Florida Court Rules in Favor of Insurance Company in Wrongful Death Case

This week, Florida’s Third District Court of Appeal heard the wrongful death case of a Miami man who was killed while riding his motorcycle. He was struck by a car owned by Eduardo Olivera and driven with Olivera’s permission by Robert Zaid Alsina.

The family of the victim, Alfredo Rodriguez, sued Mr. Olivera and Mr. Alsina for their loved one’s wrongful death, only to discover that Mr. Olivera’s car insurance had become inactive about a month before the accident. Mr. Olivera thought he was insured with Security National Insurance Company. But following the tragic accident, when he was sued, his insurance company claimed his insurance policy had lapsed before the accident and therefore there was no money to pay the  Rodriguez family.

Wrongful Death Case

The Rodriguez family and Mr. Olivera entered into a contract called a “Coblentz Agreement” for $2.5 million. Coblentz Agreements are legal agreements made between parties in lawsuits when there are disputes about whether or not there is insurance to cover a certain event. In cases like this they agree to an amount of money as a judgment and then the plaintiff assumes the rights of Olivera to sue his own insurance company for bad faith in not paying the claim. This takes Olivera off the hook for any money he might owe the Rodriguezes and gives the Rodriguezes a chance to collect against the insurance company directly.

Sadly, in this case, there would have been insurance coverage . . . had the policy not been canceled for non-payment. The insurance company claims that the policy lapsed after it had sent notice to Mr. Olivera at the address he had provided in his insurance application: 5005 Collins Avenue, Miami Beach, Florida 33140. However, he had not provided an apartment number.

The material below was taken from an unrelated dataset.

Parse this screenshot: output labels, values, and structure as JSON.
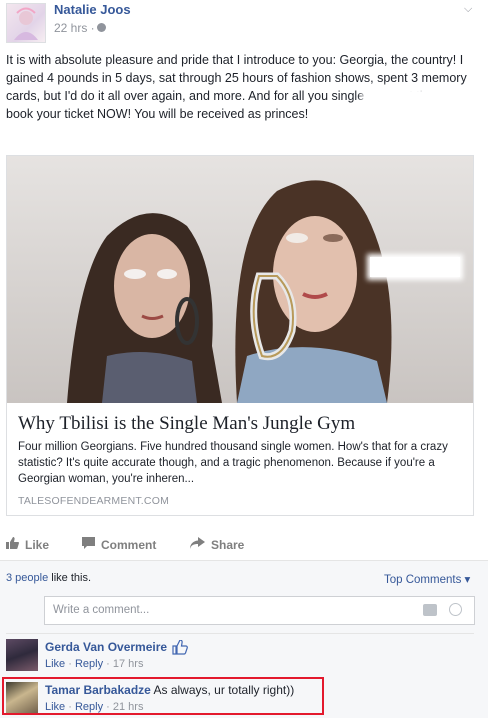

Hit By a Car Crossing the Street

Written by Spencer Aronfeld on . Posted in Car Accidents, Wrongful Death

One of the very first things we all learn as children is to hold hands when we cross the street.  As we get older and realize that crossing a street is a “survivable” experience, the need to hold hands and the fear both diminish.  For many of us, crossing busy streets remains a common part of our daily experience. It is such a commonplace that we tend to underestimate just how dangerous and potentially fatal crossing a busy street can be. Para leer en español haga clic aquí.

For example, according to Florida’s Highway Safety and Motor Vehicle Department, nearly 500 pedestrians are killed and 7,500 seriously injured each year in Florida alone.  And the number of traffic accidents increases every year, perhaps partly because of the increased number of people who are taking public transportation and then having to walk the rest of the way to work, school, or home.

Read this post about a Florida teen tragically killed as a pedestrian.

Hit by a car while crossing the street in Florida-call: 1-866-597-4529

For some reason, statistically men are almost twice as likely to be killed crossing Florida streets, especially men between the ages of 45-54.  I am 48 years old, which puts me both in the most dangerous age and gender categories. If I were to guess why more men my age die crossing Florida’s streets, I would assume it has something to do with my own over-estimation of how quickly I can run from point A to point B.  In other words, I simply no longer move the way I once did but have not quite come to realize it.